▶ _GIVEN RECORDS_:

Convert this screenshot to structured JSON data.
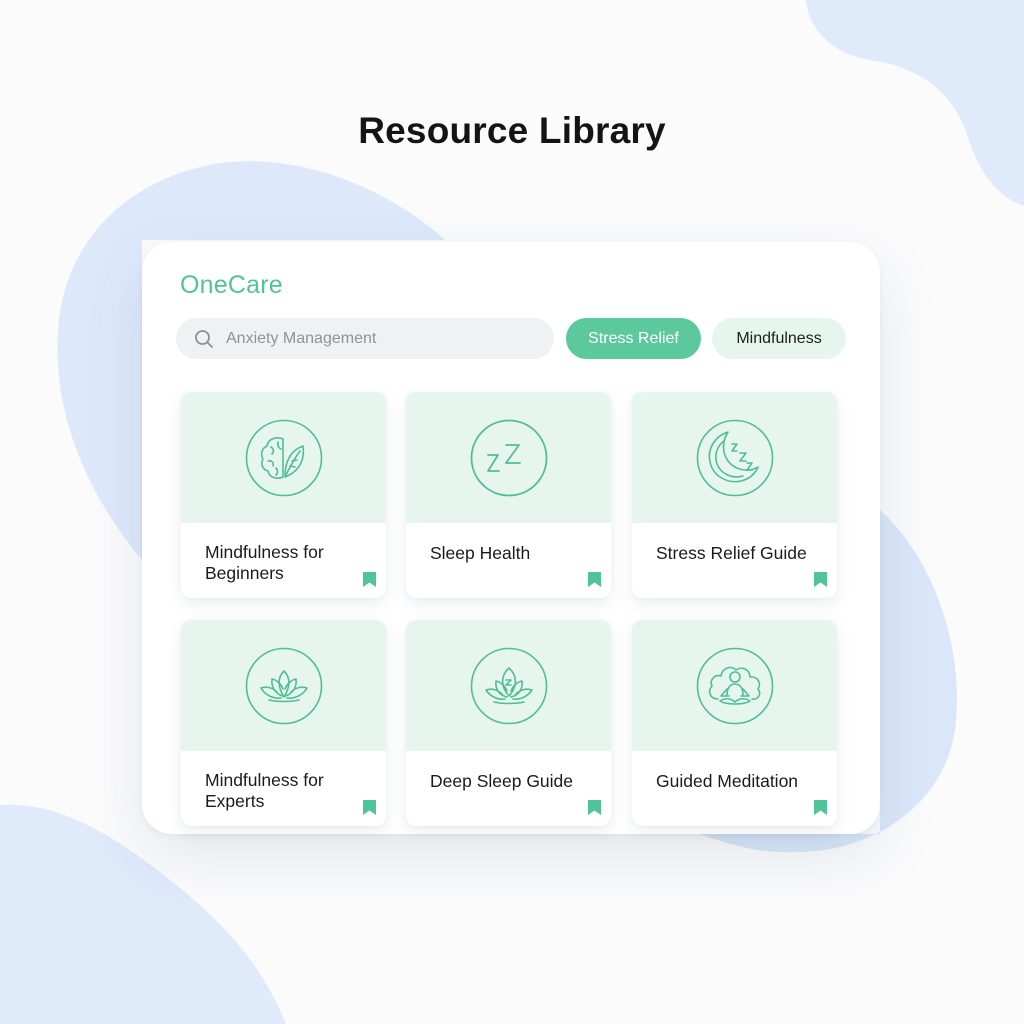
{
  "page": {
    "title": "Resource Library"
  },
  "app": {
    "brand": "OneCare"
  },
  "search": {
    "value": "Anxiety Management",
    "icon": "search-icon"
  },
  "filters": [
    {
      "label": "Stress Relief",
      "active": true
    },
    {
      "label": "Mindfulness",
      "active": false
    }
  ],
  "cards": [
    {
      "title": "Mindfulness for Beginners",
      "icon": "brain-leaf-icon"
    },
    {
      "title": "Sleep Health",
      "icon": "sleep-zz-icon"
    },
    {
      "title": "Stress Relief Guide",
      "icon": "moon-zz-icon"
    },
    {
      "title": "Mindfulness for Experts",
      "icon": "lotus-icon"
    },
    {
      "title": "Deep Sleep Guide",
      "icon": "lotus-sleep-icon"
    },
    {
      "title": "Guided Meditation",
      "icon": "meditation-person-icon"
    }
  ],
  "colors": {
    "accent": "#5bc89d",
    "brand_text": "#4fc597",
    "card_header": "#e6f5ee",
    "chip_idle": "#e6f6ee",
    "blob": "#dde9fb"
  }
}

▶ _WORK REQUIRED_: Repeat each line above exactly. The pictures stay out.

▶ _SOLUTION FOR THIS EXERCISE_:
Convert this screenshot to structured JSON data.
{
  "page": {
    "title": "Resource Library"
  },
  "app": {
    "brand": "OneCare"
  },
  "search": {
    "value": "Anxiety Management",
    "icon": "search-icon"
  },
  "filters": [
    {
      "label": "Stress Relief",
      "active": true
    },
    {
      "label": "Mindfulness",
      "active": false
    }
  ],
  "cards": [
    {
      "title": "Mindfulness for Beginners",
      "icon": "brain-leaf-icon"
    },
    {
      "title": "Sleep Health",
      "icon": "sleep-zz-icon"
    },
    {
      "title": "Stress Relief Guide",
      "icon": "moon-zz-icon"
    },
    {
      "title": "Mindfulness for Experts",
      "icon": "lotus-icon"
    },
    {
      "title": "Deep Sleep Guide",
      "icon": "lotus-sleep-icon"
    },
    {
      "title": "Guided Meditation",
      "icon": "meditation-person-icon"
    }
  ],
  "colors": {
    "accent": "#5bc89d",
    "brand_text": "#4fc597",
    "card_header": "#e6f5ee",
    "chip_idle": "#e6f6ee",
    "blob": "#dde9fb"
  }
}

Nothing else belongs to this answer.